The bare stems of the shrub dogwood can be striking. “The biggest colour impact in my garden in the winter comes from the colourful stems of my dogwood (Cornus sanguinea Midwinter Fire), which is tough, cheap and easy to grow,” says Pajwani.  
The more colours used together the better, says Hall. At Kew, he has combined several, including the yellow-green stems of Cornus stolonifera Flaviramea; amber C sanguinea Anny’s Winter Orange; red C alba Sibirica; and purple-black C alba Kesselringii.
Several shrubs use powerful scent as well as colour to entice the few pollinators around, including bumblebees and, in milder weather, butterflies. “In winter, scent is one of the highlights. You can stand at the end of the garden and get a drift of scent from wintersweet, which is lovely,” says Napier.
Hall agrees. “The nice thing about winter-flowering shrubs is that you smell them for a long time. On a day with no wind the scent will hang in the air and most will still give off a scent even on a frosty, very cold day, especially wintersweet.” Other fragrant shrubs include Daphne, Sarcococca (Sweet box), Hamamelis and Edgeworthia in late winter.
Dormant herbaceous perennials also offer interest. “If they’re black, mushy sticks, cut them back. But if they’re seed heads, like Sedum, Aster, Eryngium, Phlomis, etc, keep them. They look good when it’s frosty and it’s protection for the plants,” says Pajwani. They also provide shelter and food, says Collins: “In the winter, let the wildlife have your garden. Don’t cut back, give it to the insects.”
Ornamental grasses give colour, movement and sound, from smaller evergreens such as blue-leaved Festuca glauca Elijah Blue to taller species such as Stipa giganteaAs with herbaceous perennials, leave the seed heads of deciduous grasses such as Miscanthus and Calamagrostis.
Do not forget the unusual foliage, shape and size of jungle plants to add drama, says Philip Oostenbrink, head gardener at Walmer Castle in Kent and author of The Jungle Garden.
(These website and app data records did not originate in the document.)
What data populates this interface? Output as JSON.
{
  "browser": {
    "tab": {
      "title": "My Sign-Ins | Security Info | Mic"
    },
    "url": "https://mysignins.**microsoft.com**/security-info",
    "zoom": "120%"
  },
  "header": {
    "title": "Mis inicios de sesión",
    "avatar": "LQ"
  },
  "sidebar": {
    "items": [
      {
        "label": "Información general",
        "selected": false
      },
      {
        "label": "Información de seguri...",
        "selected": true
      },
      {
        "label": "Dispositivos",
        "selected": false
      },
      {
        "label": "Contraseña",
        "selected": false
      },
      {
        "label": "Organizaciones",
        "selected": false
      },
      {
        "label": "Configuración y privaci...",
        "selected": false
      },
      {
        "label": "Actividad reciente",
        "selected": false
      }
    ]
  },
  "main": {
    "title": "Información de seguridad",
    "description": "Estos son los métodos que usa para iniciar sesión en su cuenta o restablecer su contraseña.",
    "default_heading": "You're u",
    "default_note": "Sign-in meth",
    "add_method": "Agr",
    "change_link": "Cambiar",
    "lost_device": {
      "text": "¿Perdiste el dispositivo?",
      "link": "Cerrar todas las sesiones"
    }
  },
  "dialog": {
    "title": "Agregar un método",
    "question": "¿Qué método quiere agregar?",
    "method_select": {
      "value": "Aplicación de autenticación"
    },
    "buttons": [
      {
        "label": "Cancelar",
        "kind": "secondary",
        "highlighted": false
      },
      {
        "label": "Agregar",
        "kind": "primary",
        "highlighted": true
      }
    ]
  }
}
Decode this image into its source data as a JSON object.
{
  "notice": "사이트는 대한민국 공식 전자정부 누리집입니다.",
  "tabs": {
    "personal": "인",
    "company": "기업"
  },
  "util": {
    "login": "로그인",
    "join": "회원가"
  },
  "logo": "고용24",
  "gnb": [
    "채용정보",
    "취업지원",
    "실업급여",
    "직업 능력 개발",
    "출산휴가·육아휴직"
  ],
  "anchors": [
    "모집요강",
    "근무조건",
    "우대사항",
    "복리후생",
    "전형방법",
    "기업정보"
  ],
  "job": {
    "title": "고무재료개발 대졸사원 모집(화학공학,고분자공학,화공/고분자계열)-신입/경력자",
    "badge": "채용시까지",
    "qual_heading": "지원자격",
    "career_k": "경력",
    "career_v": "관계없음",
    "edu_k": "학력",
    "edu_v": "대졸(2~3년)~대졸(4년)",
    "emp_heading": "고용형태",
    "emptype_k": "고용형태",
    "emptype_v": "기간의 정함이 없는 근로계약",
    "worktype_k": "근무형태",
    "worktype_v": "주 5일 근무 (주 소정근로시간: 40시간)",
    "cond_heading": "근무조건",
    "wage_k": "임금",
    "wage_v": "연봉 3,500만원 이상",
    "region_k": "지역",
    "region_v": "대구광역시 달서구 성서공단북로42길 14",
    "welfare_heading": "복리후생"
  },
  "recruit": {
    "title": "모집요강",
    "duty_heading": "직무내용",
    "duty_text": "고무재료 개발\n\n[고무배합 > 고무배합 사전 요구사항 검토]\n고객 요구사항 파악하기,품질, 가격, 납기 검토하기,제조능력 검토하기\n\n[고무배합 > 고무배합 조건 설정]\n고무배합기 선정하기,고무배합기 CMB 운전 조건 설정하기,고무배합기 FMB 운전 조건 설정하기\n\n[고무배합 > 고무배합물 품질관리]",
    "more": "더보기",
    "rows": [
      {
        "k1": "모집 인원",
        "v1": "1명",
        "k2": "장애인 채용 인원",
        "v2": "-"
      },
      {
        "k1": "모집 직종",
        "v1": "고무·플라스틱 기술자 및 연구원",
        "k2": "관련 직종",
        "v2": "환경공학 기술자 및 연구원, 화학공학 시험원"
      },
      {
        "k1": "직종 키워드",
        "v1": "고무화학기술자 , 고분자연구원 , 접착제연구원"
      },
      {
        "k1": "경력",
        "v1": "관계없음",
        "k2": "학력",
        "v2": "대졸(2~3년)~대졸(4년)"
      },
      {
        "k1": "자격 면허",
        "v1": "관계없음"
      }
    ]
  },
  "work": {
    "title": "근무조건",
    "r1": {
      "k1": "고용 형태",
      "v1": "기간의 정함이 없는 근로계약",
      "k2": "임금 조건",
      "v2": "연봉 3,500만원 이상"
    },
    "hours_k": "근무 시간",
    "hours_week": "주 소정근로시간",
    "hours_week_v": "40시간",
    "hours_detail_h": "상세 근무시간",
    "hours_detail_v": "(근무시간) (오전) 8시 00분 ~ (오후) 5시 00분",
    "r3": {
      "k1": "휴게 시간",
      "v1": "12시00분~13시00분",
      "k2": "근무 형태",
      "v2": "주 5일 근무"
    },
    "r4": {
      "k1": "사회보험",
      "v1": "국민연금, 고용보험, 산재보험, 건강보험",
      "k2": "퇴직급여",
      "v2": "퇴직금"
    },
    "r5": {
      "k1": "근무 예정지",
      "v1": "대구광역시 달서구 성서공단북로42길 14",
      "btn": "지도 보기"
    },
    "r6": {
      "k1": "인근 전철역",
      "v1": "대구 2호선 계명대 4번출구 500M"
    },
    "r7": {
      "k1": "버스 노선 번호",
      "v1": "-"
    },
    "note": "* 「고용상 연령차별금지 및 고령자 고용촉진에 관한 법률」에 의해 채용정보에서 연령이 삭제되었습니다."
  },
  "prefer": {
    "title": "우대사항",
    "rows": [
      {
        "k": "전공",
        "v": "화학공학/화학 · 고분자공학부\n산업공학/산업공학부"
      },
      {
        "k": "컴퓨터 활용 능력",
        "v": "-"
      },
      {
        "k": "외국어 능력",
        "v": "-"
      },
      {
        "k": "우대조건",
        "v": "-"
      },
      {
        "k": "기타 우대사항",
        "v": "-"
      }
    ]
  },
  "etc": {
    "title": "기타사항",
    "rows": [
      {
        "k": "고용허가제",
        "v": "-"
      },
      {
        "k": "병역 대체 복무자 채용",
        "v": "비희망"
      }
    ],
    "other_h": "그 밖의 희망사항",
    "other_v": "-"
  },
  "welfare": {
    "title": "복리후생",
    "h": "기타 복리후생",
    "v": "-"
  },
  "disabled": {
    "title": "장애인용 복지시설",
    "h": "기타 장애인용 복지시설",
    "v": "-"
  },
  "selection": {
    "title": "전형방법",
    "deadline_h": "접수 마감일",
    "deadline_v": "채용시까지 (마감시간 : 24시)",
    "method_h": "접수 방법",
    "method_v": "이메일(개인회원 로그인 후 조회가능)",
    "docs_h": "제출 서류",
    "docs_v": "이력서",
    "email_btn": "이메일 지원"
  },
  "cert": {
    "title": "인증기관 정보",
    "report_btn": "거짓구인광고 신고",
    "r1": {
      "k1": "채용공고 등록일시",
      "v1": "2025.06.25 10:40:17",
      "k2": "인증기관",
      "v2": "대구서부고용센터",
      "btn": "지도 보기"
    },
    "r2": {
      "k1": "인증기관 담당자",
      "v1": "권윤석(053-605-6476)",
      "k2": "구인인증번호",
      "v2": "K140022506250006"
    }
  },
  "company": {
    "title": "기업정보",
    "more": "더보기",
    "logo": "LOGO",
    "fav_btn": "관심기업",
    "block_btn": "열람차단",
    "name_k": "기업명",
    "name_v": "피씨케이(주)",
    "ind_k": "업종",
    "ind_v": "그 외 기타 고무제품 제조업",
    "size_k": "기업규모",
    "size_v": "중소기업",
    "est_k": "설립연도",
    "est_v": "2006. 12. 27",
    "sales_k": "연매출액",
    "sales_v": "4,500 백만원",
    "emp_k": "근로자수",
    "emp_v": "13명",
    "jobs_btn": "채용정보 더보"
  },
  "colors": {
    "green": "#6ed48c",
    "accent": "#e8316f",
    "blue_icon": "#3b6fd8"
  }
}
For example, various species of bamboo; twisted Japanese cedar; hardy palm tree; and Fatsia Japonica Tsumugi-shibori. Oostenbrink says it is a widely held misconception that jungle plants are not hardy in the UK. (The RHS rating for a plant hardy through most of the UK in an average winter is -10C to -5C.)
“Whenever I give a talk, even if I’ve told the audience about 20 times that I only use hardy plants, at the end I’ll always still get the comments: ‘Ah, but you’re in east Kent so it’s a lot milder for your tender jungle plants,’” he says. “It’s because people tend to think of exotic and tropical plants and assume that jungle plants are the same, whereas about 90 per cent of the plants in my book are hardy.”
“At a time of year when people can feel at their lowest you could create a lovely winter garden with colour and scent,” says Hall. “That has to be a good thing, even if you’re just looking at it through your window.”
“Gardening with Winter Plants”, Kew Publishing, £30; winter evening glow events at various gardens mentioned above, please check websites